Sadly, back in 1947, Maharaja Ramanuj Pratap Singh Deo of Koriya princely state hunted down the last three recorded Asiatic cheetahs in India. After that, in 1952, the cheetah was officially declared extinct in India by the Indian Government. Over-Hunting is the major reason for their extinction, the destruction of their narrow prey base, and loss of grassland-forest habitat are other major factors.
Since the 1940s, cheetahs have gone extinct in 14 other countries.
In a first-of-its-kind mission, The Indian government, with the help of Namibia and South Africa, is translocating some African native cheetahs to the Indian Kuno National Park.
By the way, did you know? The scientific name of cheetahs, Acinonyx jubatus, is partly denoted to them not being able to fully retract their claws like other cats. The Greek word Acinonyx translates to “no-move-claw”.
Why was Kuno National Park Chosen?
Six sites were assessed in 2010 by WII, Kuno national park was observed to be capable to receive the cheetahs immediately. While Kuno already has a healthy prey base, 700 such species have also been introduced, say, officials. Aside from that, the rainfall, temperature, and altitude of Sheopur District, where Kuno is located, are similar to that of Namibia and South Africa.
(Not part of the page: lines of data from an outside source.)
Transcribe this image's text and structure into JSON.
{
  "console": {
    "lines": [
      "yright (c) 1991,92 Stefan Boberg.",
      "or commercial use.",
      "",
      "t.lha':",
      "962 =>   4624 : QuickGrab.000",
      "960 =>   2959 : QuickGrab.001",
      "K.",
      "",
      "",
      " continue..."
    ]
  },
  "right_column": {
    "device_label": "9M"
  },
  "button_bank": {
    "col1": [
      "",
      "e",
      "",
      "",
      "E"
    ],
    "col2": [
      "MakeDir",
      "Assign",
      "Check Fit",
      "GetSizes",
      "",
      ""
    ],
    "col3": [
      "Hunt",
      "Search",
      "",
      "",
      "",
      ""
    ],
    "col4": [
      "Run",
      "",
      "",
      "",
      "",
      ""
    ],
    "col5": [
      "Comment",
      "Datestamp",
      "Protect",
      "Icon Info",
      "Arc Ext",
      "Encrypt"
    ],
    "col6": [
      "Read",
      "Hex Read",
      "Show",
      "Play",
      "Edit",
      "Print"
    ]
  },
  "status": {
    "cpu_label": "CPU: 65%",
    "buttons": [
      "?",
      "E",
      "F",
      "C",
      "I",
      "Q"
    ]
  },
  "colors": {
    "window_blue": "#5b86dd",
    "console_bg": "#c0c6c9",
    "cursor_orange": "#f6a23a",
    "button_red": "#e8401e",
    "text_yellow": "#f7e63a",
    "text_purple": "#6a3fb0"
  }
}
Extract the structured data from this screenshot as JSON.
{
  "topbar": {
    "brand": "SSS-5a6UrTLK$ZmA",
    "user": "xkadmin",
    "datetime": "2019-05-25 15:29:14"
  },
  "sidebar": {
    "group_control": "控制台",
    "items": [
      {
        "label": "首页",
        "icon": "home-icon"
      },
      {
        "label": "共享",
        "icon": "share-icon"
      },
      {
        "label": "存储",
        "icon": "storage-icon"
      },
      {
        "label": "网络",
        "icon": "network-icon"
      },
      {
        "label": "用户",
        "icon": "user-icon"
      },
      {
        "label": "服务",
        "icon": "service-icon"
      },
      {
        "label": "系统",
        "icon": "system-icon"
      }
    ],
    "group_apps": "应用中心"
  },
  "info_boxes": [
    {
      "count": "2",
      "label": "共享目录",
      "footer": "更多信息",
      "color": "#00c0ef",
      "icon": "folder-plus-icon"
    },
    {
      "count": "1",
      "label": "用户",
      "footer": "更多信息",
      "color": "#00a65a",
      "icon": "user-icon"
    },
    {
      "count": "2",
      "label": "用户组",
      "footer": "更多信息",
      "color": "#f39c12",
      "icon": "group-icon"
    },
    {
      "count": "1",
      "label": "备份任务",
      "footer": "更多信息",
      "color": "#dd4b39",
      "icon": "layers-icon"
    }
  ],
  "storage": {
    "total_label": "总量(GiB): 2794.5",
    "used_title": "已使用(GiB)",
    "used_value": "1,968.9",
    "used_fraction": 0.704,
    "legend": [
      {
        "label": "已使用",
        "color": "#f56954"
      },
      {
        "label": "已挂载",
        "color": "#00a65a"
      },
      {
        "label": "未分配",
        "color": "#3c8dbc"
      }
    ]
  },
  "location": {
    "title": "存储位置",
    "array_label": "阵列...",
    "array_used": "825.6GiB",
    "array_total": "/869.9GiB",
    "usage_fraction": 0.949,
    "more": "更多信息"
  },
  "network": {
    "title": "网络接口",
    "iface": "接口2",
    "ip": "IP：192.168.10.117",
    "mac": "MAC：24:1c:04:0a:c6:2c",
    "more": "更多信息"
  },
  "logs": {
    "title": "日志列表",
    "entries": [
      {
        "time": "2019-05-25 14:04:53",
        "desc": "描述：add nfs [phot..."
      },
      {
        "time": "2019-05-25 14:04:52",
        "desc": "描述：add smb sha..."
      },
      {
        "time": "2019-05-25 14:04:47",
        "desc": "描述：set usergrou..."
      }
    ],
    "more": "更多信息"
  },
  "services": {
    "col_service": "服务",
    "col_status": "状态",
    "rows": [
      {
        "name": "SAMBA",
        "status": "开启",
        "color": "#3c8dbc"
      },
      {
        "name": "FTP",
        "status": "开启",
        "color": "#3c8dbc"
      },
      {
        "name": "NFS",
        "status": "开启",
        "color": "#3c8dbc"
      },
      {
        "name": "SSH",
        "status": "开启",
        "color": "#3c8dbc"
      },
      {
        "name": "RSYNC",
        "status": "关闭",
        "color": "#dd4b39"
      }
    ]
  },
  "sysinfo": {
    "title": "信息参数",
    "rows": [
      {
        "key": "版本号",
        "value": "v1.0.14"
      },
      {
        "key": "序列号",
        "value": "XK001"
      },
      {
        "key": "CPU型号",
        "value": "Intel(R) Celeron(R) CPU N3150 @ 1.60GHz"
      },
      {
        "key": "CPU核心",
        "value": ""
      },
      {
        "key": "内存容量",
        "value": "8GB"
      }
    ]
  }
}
Why has the Cheetah Been brought back?
The Reasons for translocation go beyond restoring India’s Historic Evolutionary Balance, extending to developing a metapopulation for cheetahs to facilitate the worldwide conservation of the species. The conservation of cheetah will revive the grassland-forest habitat and its biome, similarly to how the project tiger did for the forests and all the species in them.
Curbing Homing Instincts
One of the many challenges that will need tackling is an animal’s homing instincts. Most animals, from snails and birds, to frogs and cats, have an uncanny ability to sense direction, and if displaced, make their way back. In the case of big cats such as our 8 Namibian Cheetahs, this instinct brings the risk of losing them from the target site and risking conflict with the people these carnivores will come across while they find their way back home. This has happened before. In November 2009, a young tiger that had been moved from Pench to Panna started moving southward only 11 days after it was released in the new location and walked 440kms in 30 days before being intercepted and brought back to Panna.
Officials say that the young male cheetahs will be released from the holding enclosure within 4-8 weeks and that females present in the enclosure will keep them in the vicinity.
The translocation is certainly a daring venture for the whole country, with loads of factors that could go wrong and tip the scales in favour of another disaster, but in the Words of our former PM, Late Shri Indira Gandhi, “The meek may one day inherit the earth, but never the headlines.”